Task details: State how many lines in the records below contain the word "this". Nothing else is needed.

Provided records:
***

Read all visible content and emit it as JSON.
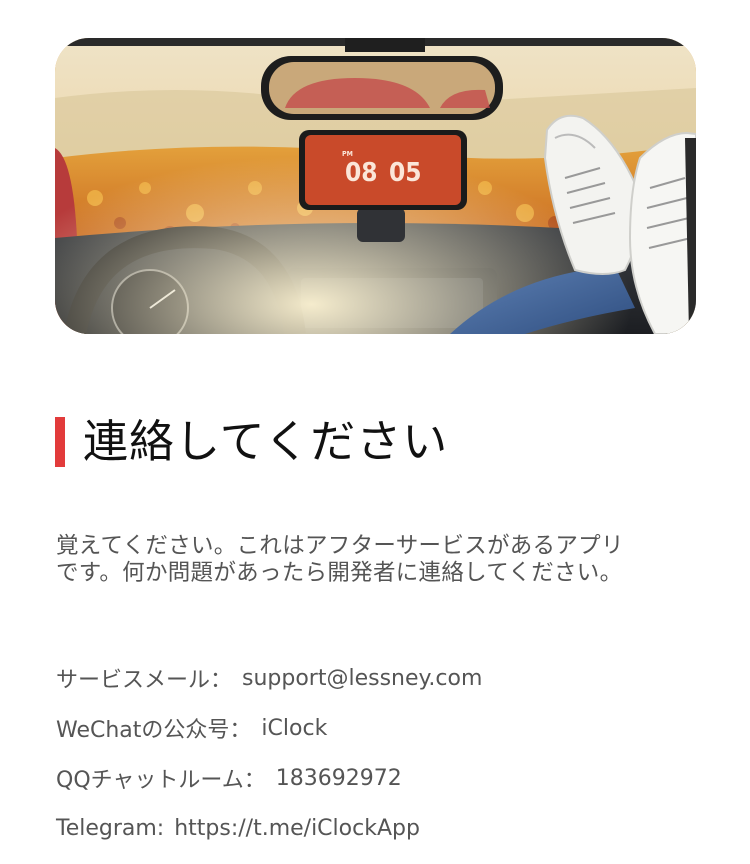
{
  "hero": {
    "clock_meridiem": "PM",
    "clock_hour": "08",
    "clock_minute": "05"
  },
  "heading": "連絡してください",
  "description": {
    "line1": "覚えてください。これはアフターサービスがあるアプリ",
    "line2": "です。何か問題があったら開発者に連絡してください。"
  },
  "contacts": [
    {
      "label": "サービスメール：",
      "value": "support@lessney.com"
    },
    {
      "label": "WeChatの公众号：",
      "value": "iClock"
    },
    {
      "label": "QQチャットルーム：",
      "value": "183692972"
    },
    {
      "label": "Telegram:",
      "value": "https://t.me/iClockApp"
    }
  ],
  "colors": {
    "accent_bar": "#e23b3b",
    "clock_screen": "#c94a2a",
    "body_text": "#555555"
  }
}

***

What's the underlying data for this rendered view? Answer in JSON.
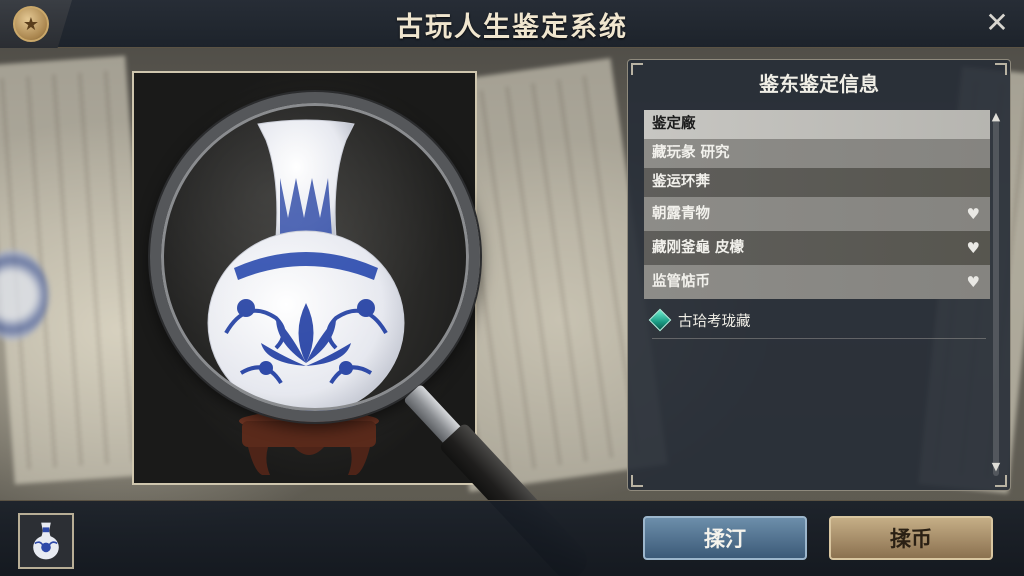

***

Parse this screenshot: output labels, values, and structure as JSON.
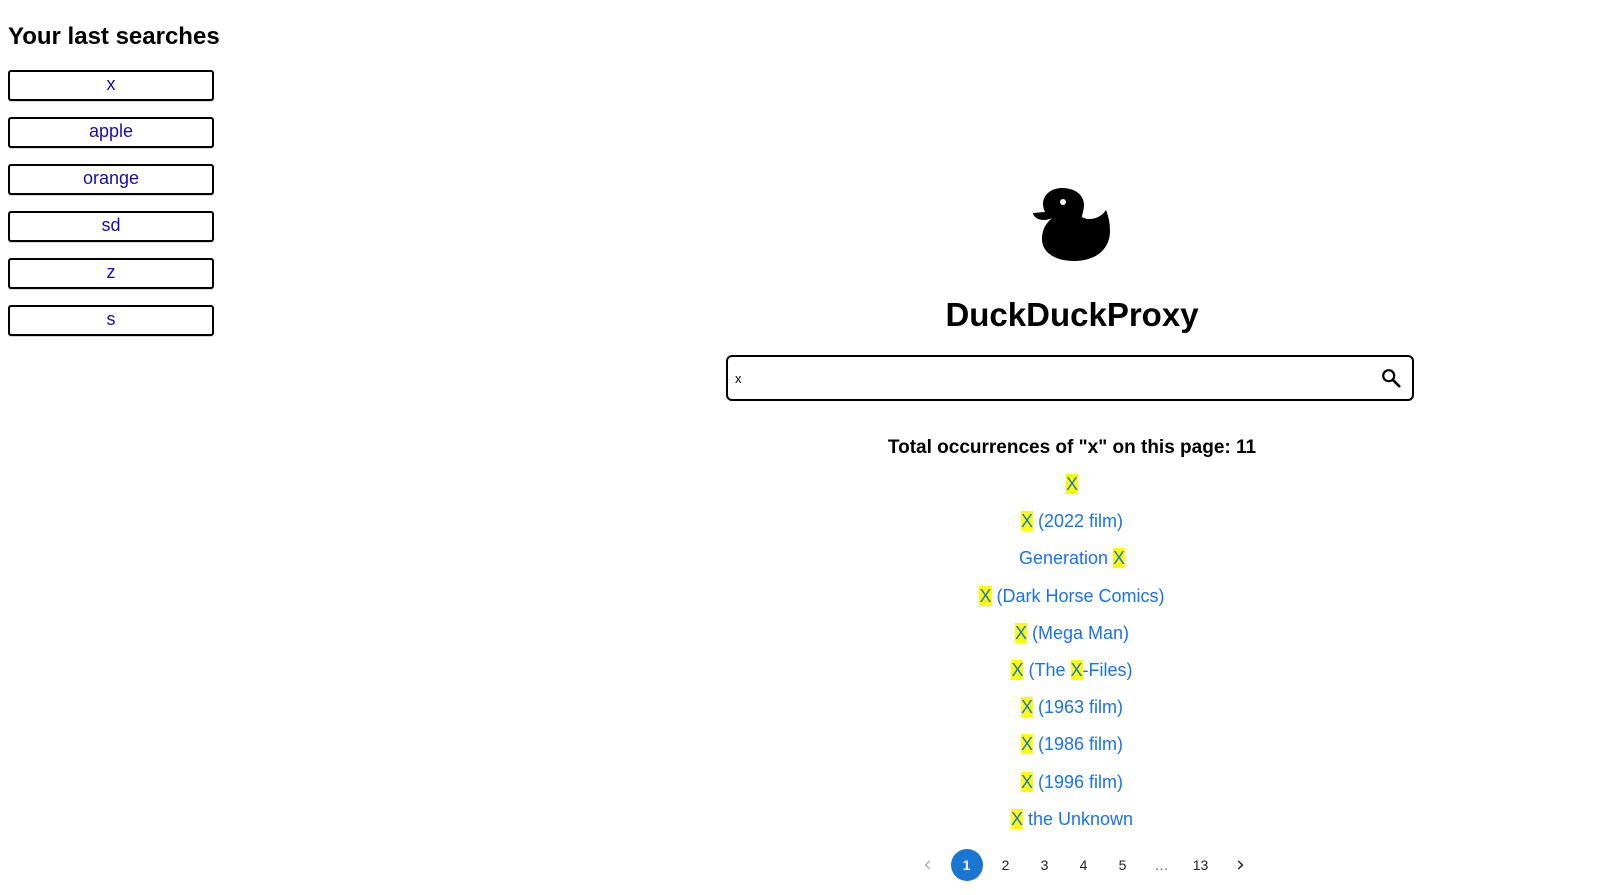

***

Reply: 2